=== THE DATA ===

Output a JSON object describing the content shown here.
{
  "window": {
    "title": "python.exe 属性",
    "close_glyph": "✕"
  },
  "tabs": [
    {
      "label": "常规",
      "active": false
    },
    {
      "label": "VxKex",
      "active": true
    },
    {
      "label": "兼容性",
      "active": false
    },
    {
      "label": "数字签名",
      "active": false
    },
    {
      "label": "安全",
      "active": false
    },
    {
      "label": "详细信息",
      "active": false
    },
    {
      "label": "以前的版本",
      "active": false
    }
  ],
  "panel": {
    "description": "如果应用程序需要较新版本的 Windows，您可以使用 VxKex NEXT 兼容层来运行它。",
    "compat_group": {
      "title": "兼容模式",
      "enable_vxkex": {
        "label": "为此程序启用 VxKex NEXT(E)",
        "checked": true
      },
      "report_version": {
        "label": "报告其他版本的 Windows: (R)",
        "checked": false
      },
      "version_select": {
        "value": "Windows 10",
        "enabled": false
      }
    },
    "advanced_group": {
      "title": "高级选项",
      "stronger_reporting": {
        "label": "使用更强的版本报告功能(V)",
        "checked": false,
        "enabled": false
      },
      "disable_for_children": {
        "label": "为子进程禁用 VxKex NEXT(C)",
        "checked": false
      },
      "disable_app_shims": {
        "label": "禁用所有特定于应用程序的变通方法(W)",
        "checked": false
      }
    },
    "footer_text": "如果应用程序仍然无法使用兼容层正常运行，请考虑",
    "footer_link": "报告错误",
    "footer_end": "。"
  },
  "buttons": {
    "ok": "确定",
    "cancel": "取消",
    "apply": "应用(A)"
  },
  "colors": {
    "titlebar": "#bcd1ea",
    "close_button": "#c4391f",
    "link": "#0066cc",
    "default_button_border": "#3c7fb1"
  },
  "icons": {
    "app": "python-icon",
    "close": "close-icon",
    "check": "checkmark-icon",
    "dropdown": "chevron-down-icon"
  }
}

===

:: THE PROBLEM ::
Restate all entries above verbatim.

:: RESULT ::
Output a JSON object describing the content shown here.
{
  "window": {
    "title": "python.exe 属性",
    "close_glyph": "✕"
  },
  "tabs": [
    {
      "label": "常规",
      "active": false
    },
    {
      "label": "VxKex",
      "active": true
    },
    {
      "label": "兼容性",
      "active": false
    },
    {
      "label": "数字签名",
      "active": false
    },
    {
      "label": "安全",
      "active": false
    },
    {
      "label": "详细信息",
      "active": false
    },
    {
      "label": "以前的版本",
      "active": false
    }
  ],
  "panel": {
    "description": "如果应用程序需要较新版本的 Windows，您可以使用 VxKex NEXT 兼容层来运行它。",
    "compat_group": {
      "title": "兼容模式",
      "enable_vxkex": {
        "label": "为此程序启用 VxKex NEXT(E)",
        "checked": true
      },
      "report_version": {
        "label": "报告其他版本的 Windows: (R)",
        "checked": false
      },
      "version_select": {
        "value": "Windows 10",
        "enabled": false
      }
    },
    "advanced_group": {
      "title": "高级选项",
      "stronger_reporting": {
        "label": "使用更强的版本报告功能(V)",
        "checked": false,
        "enabled": false
      },
      "disable_for_children": {
        "label": "为子进程禁用 VxKex NEXT(C)",
        "checked": false
      },
      "disable_app_shims": {
        "label": "禁用所有特定于应用程序的变通方法(W)",
        "checked": false
      }
    },
    "footer_text": "如果应用程序仍然无法使用兼容层正常运行，请考虑",
    "footer_link": "报告错误",
    "footer_end": "。"
  },
  "buttons": {
    "ok": "确定",
    "cancel": "取消",
    "apply": "应用(A)"
  },
  "colors": {
    "titlebar": "#bcd1ea",
    "close_button": "#c4391f",
    "link": "#0066cc",
    "default_button_border": "#3c7fb1"
  },
  "icons": {
    "app": "python-icon",
    "close": "close-icon",
    "check": "checkmark-icon",
    "dropdown": "chevron-down-icon"
  }
}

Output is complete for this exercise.